Fifty nine primiparous sows PIC Camborough 23 were distributed in a completely randomized 2 × 2 (with and without floor cooling ×two dietary treatments) factorial design with 16 sows/treatment, each sow being considered as an experimental unit. Four replicates of sixteen sows each were used during the trial with the objective of evaluating the effects of floor cooling and the use of dietary amino acid contents on their performance and behaviour during summer. The sows were distributed among the treatments according to body weight and backfat thickness after farrowing. The sows were maintained in the experiment until weaning at 21 days of lactation. The two experimental diets supplied the same levels of crude protein (22%), metabolizable energy (ME; 14.65 MJ/kg) and levels of essential digestible AA relative to digestive lysine and differed according to the digestible lysine to ME ratio (0.75 vs. 0.82 g/MJ of ME). The temperature of the water circulating in the cooled floor was maintained at about 17 °C. Based on the average minimum and maximum temperatures (21.5 and 29.5 °C) obtained during the experimental trial, it can be assumed that the sows were exposed to periods of heat stress. The replicate and the interaction between replicate and treatment effects on all the measurements were not significant. Similarly, no effect of diet or interaction between diet and floor cooling system was found for all criteria measured. An effect (Pb0.05) of floor cooling on average daily feed intake was observed and floor cooling sows showed a higher average (Pb0.05) digestible lysine (61.5 vs. 51.8 g/d) and ME (78.2 vs. 65.9 MJ/d) intakes. The sows submitted to floor cooling showed, consistently, higher absolute values for average weight (+ 8.5 kg) and backfat (+ 0.75 mm) at weaning, compared with the control sows. The sows submitted to the cooled floor showed a shorter (Pb0.01) weaning-to-oestrus interval. The piglet and litter's daily weight gain (DWG), average weight at weaning (AWW) and total weight gain during lactation (TWG) were higher (Pb0.01) for the floor cooling sows. The floor cooling sows showed a higher (Pb0.01) daily milk production. The respiratory rate and rectal temperature values were lower (Pb0.01) for the floor cooling sows. There were differences (Pb0.01) on the cutaneous temperatures measured on the different parts of the sow's body, with the animals submitted to the cooled floor having lower values. The sows submitted to floor cooling spent less (Pb0.01) time in lateral recumbency inactive, more time nursing (Pb0.05) and more time feeding (Pb0.01) compared with control sows. The floor cooling under the sows increased daily feed intake and lysine intake, leading to a lower body weight loss, a lower weaning-to-oestrus interval and also improved nursing behaviour of the sows, leading to a higher milk production and, consequently, higher weight gains of piglets and litter during the lactation period.

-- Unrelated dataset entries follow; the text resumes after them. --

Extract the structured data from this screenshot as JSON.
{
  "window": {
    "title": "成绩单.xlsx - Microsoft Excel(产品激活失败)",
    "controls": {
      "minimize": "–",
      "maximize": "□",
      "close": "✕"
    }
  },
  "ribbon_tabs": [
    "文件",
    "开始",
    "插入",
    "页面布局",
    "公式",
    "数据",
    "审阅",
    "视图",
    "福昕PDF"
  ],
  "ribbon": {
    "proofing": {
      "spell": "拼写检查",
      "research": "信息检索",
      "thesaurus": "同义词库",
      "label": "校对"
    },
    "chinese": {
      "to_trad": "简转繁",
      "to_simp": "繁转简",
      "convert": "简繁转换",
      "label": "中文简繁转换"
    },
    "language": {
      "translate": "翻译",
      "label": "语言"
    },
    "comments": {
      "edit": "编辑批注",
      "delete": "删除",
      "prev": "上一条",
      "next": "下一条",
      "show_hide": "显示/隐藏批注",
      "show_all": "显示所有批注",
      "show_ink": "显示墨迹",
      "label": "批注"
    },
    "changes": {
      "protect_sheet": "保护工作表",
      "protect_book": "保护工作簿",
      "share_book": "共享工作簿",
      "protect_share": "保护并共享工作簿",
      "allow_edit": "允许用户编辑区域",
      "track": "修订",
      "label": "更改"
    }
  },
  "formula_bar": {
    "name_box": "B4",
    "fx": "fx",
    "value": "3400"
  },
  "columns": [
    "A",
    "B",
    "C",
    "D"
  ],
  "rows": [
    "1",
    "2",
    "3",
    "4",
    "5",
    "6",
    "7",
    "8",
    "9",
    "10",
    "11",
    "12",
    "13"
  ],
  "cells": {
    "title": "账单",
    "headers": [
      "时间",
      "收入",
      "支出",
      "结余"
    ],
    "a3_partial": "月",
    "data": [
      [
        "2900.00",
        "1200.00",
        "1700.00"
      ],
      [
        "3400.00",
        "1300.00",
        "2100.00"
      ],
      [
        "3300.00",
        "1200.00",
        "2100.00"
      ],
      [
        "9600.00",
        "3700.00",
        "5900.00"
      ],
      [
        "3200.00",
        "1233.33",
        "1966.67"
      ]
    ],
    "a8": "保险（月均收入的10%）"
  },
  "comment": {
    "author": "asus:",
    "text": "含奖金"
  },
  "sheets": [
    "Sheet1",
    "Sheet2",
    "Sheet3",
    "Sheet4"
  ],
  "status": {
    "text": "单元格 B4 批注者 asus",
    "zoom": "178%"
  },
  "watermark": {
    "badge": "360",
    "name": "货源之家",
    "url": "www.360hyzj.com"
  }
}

Keywords: Sow; Floor cooling; Lactation; Heat stress; Lysine.
Abstract published in Livestock Science 120 (2009) 25–34. doi:10.1016/j.livsci.2008.04.015.